— What you need to do —
Scan the data beneath this task and copy each line that includes "Case".

[Entries from a dataset of interfaces]
================================

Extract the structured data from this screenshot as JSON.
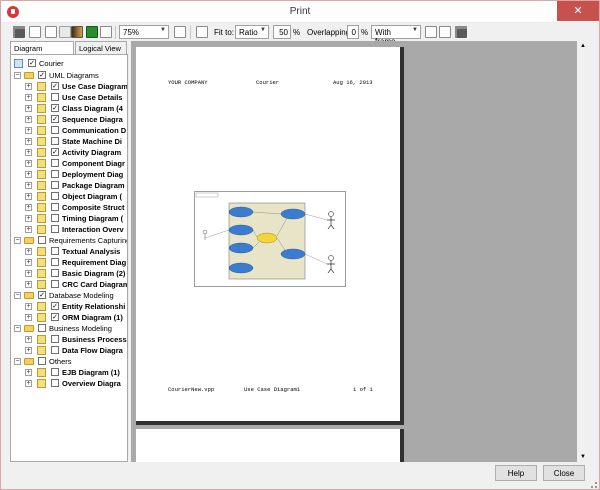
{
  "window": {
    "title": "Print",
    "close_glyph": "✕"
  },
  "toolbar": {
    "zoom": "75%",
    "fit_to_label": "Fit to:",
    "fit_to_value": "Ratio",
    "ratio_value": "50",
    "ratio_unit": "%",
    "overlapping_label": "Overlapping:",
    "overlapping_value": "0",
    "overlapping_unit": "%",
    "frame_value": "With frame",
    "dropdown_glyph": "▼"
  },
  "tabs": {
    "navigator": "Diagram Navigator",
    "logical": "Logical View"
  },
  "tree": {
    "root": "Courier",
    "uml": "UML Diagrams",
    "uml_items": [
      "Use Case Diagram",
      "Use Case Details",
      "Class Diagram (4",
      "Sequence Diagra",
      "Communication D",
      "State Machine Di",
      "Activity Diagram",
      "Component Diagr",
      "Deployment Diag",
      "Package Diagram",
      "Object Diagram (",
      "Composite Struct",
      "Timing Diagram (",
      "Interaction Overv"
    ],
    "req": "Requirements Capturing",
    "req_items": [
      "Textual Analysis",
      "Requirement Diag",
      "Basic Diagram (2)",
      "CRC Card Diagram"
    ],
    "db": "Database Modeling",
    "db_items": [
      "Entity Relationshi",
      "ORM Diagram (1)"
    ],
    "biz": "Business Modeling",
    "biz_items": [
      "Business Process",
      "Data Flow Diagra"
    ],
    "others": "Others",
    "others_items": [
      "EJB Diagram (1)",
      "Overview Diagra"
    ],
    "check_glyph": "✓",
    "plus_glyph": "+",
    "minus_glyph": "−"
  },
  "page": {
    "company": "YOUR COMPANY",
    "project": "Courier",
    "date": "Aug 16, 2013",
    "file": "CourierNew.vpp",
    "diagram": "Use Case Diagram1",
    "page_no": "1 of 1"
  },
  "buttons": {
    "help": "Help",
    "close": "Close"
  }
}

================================

— Result of the task —
      "Use Case Diagram",
      "Use Case Details",
    "diagram": "Use Case Diagram1",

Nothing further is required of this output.